If you have ever experienced shoulder pain, then there is no doubt that you have been told you need to improve your “scapular stabilization”. Or at the very least, “strengthen the muscles around your shoulder blades”. The shoulder blades provide a stable base for the arm to move on, so it makes sense that many people who have shoulder limitations would need to improve their ability to keep that base stable. While important, this approach is missing a significant piece of the puzzle that is the human body.
Cannons & Shoulders: A Metaphor
It would certainly be impossible to shoot a cannon if it didn’t have a stable foundation to shoot from. It would also be pretty difficult bench press, push-press, or do a push-up or pull-up well if the shoulder didn’t have a stable shoulder blade.
But what makes that foundation stable in the first place? No matter how strong they are, if the posts holding a cannon are placed in a canoe, it isn’t shooting anything anywhere. But place those posts in solid ground and you’re in business. The same concept applies to the shoulder and arm as well.
But what would be the metaphorical solid ground for the shoulder blades?
The rib cage.
For the shoulder blades to truly provide a solid foundation for the shoulder, they need to be stable themselves on the rib cage. That stability can only occur if the rib cage is able to move dynamically through its full range of motion.
This is the piece that most people miss when addressing shoulder pain. Your shoulders will not have their full movement capabilities, and thus more potential for experiencing pain, if there are limitations in rib cage movement.
Rib Cage Movement
The rib cage as a whole should be able to move and expand in a full 360 degrees when you breathe in, and then compress a full 360 degrees when you exhale. However, many people will present with a rib cage that is not able to expand fully in one or many directions. This prevents the shoulder blades from being in a stable position on the rib cage, which in turn means they provide less stability for the arm during movement.

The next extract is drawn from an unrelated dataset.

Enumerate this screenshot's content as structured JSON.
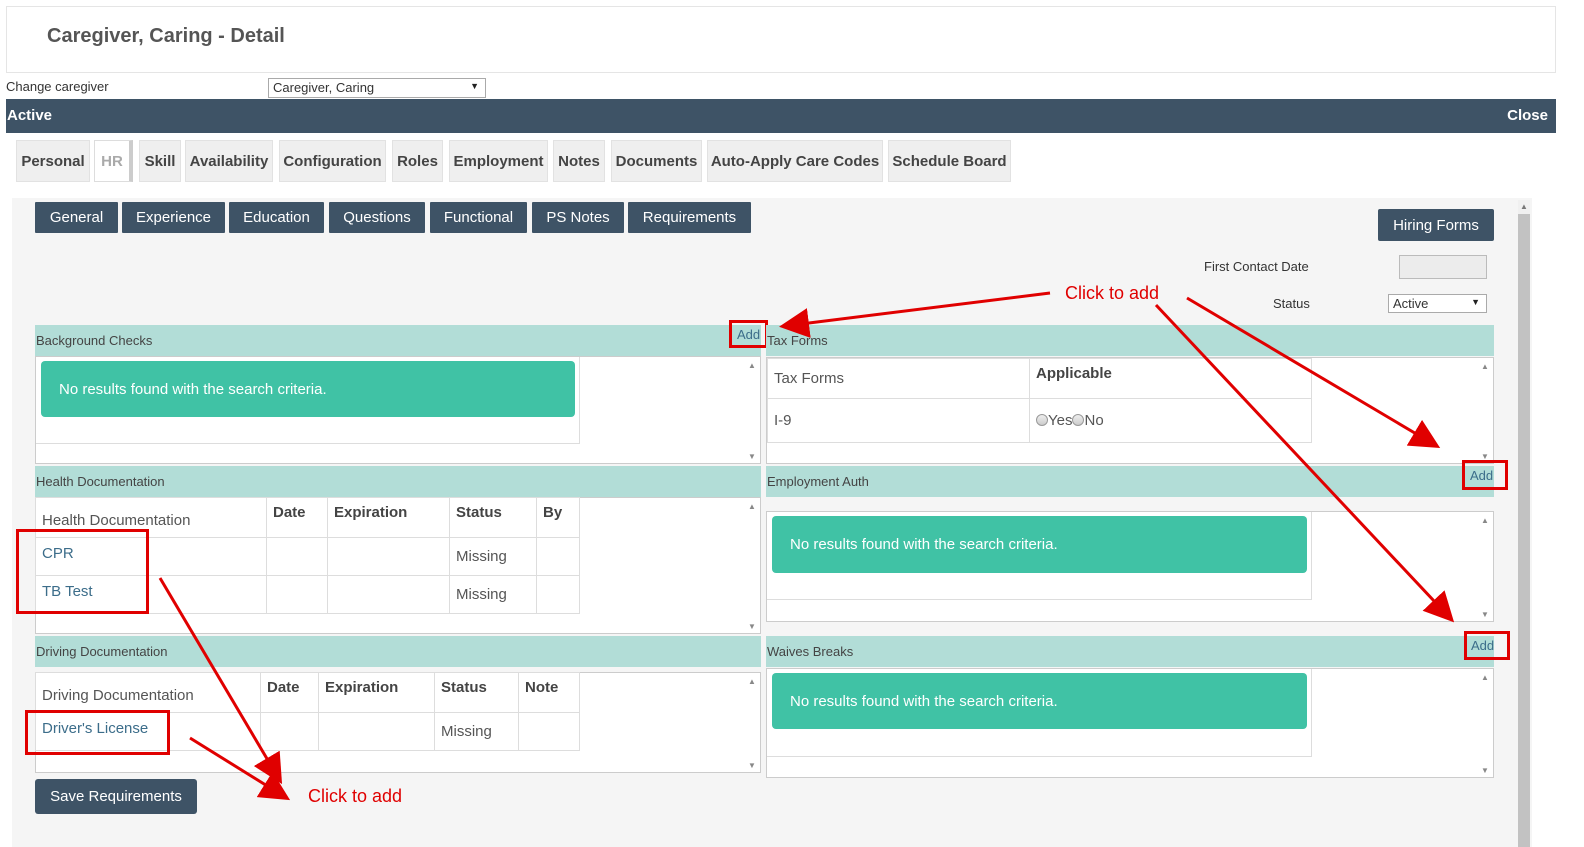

Just like trying to shoot a cannon from a canoe, you are now trying to bench press without a solid foundation.
A Common Example: What is the Real Culprit?
“Scapular Winging” is often seen in people who experience shoulder pain. This term is used when the inner borders of your shoulder blades are visibly pushed out away from your body.
Many people will see this and assume there is a problem with the shoulder blades and attempt all the rowing and back exercises in the world to try and “pull” the shoulder blades back in towards the body. But what if it’s not a shoulder blade problem and actually a rib cage problem?
In this instance, the problem is not that the shoulder blades are tipped outwards but that the rib cage (and thoracic spine) are too flat. The ribs do not expand backwards. Therefore, the shoulder blades cannot sit on the ribs in a stable position and thus are unable to provide a stable position for the arm.
Fix Your Shoulder Pain
To improve your shoulder stability and reduce or prevent pain, you can perform exercises that increase your ability to expand your rib cage in all directions. This can be accomplished with breathing exercises in specific positions. The mechanics behind why that works is enough information for an entire series of blogs, but put simply, breathing in air creates pressure in the lungs underneath the ribs, and in specific positions you can control where that pressure expands into in order to improve the ability of your rib cage to move. A better moving rib cage leads to better moving and more stable shoulder blades, in turn leading to pain free movement of the entire shoulder.
If you are limited in shoulder internal rotation, your rib cage does not expand well in the front. Here is one exercise you can use to improve that:
If you are limited in shoulder external rotation, your rib cage does not expand well in the back. Here is one exercise you can use to drive air and pressure in that direction:
If you are limited in both internal and external rotation, your rib cage is likely compressed in multiple directions. Use this exercise to expand it all the way around:
If you are currently dealing with shoulder pain, it is important to note that there are many factors that could be impacting that, including but not limited to rib cage movement. An assessment by a qualified professional is needed to know exactly why you are in pain. If you are ready to learn what is causing your shoulder pain and how your rib cage may be affecting it, then call us at (469) 626-7254 to schedule your assessment.
If you have any questions about the content in this blog or how your rib cage affects your movement, then please email me at firstname.lastname@example.org. I would love to hear from you and learn exactly how I can help you.